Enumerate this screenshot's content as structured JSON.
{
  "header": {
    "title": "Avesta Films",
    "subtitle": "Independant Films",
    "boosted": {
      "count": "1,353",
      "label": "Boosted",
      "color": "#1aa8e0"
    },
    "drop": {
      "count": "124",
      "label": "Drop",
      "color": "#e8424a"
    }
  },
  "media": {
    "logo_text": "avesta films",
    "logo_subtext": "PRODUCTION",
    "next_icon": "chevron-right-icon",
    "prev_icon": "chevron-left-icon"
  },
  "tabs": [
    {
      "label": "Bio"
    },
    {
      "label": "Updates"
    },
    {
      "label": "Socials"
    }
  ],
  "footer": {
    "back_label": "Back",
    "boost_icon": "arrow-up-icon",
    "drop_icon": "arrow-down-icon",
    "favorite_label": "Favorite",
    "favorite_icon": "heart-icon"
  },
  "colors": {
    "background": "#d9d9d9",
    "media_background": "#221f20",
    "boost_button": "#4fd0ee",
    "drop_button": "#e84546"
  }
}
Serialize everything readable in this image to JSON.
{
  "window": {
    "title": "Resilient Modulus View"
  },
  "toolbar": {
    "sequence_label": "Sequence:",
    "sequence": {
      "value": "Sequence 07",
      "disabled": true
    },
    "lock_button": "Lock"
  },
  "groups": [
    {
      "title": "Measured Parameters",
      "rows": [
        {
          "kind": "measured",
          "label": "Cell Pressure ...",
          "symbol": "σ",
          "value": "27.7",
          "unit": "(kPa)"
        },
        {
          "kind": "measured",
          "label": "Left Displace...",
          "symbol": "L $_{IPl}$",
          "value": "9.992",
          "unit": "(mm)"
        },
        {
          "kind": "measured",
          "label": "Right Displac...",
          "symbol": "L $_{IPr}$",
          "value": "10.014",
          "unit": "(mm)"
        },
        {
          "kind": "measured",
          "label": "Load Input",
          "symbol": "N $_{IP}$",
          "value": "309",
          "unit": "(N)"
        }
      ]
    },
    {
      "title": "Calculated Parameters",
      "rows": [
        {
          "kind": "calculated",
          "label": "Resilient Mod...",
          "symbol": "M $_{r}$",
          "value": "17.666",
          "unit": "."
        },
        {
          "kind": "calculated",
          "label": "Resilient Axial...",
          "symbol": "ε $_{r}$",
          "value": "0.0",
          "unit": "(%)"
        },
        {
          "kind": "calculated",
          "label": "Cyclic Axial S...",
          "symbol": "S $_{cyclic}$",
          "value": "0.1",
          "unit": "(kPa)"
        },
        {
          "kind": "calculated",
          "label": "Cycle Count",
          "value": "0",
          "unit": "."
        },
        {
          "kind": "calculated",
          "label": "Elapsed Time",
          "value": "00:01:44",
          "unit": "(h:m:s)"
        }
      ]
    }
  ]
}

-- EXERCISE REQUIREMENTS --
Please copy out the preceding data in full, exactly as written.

-- WRITTEN ANSWER --
Enumerate this screenshot's content as structured JSON.
{
  "header": {
    "title": "Avesta Films",
    "subtitle": "Independant Films",
    "boosted": {
      "count": "1,353",
      "label": "Boosted",
      "color": "#1aa8e0"
    },
    "drop": {
      "count": "124",
      "label": "Drop",
      "color": "#e8424a"
    }
  },
  "media": {
    "logo_text": "avesta films",
    "logo_subtext": "PRODUCTION",
    "next_icon": "chevron-right-icon",
    "prev_icon": "chevron-left-icon"
  },
  "tabs": [
    {
      "label": "Bio"
    },
    {
      "label": "Updates"
    },
    {
      "label": "Socials"
    }
  ],
  "footer": {
    "back_label": "Back",
    "boost_icon": "arrow-up-icon",
    "drop_icon": "arrow-down-icon",
    "favorite_label": "Favorite",
    "favorite_icon": "heart-icon"
  },
  "colors": {
    "background": "#d9d9d9",
    "media_background": "#221f20",
    "boost_button": "#4fd0ee",
    "drop_button": "#e84546"
  }
}
Serialize everything readable in this image to JSON.
{
  "window": {
    "title": "Resilient Modulus View"
  },
  "toolbar": {
    "sequence_label": "Sequence:",
    "sequence": {
      "value": "Sequence 07",
      "disabled": true
    },
    "lock_button": "Lock"
  },
  "groups": [
    {
      "title": "Measured Parameters",
      "rows": [
        {
          "kind": "measured",
          "label": "Cell Pressure ...",
          "symbol": "σ",
          "value": "27.7",
          "unit": "(kPa)"
        },
        {
          "kind": "measured",
          "label": "Left Displace...",
          "symbol": "L $_{IPl}$",
          "value": "9.992",
          "unit": "(mm)"
        },
        {
          "kind": "measured",
          "label": "Right Displac...",
          "symbol": "L $_{IPr}$",
          "value": "10.014",
          "unit": "(mm)"
        },
        {
          "kind": "measured",
          "label": "Load Input",
          "symbol": "N $_{IP}$",
          "value": "309",
          "unit": "(N)"
        }
      ]
    },
    {
      "title": "Calculated Parameters",
      "rows": [
        {
          "kind": "calculated",
          "label": "Resilient Mod...",
          "symbol": "M $_{r}$",
          "value": "17.666",
          "unit": "."
        },
        {
          "kind": "calculated",
          "label": "Resilient Axial...",
          "symbol": "ε $_{r}$",
          "value": "0.0",
          "unit": "(%)"
        },
        {
          "kind": "calculated",
          "label": "Cyclic Axial S...",
          "symbol": "S $_{cyclic}$",
          "value": "0.1",
          "unit": "(kPa)"
        },
        {
          "kind": "calculated",
          "label": "Cycle Count",
          "value": "0",
          "unit": "."
        },
        {
          "kind": "calculated",
          "label": "Elapsed Time",
          "value": "00:01:44",
          "unit": "(h:m:s)"
        }
      ]
    }
  ]
}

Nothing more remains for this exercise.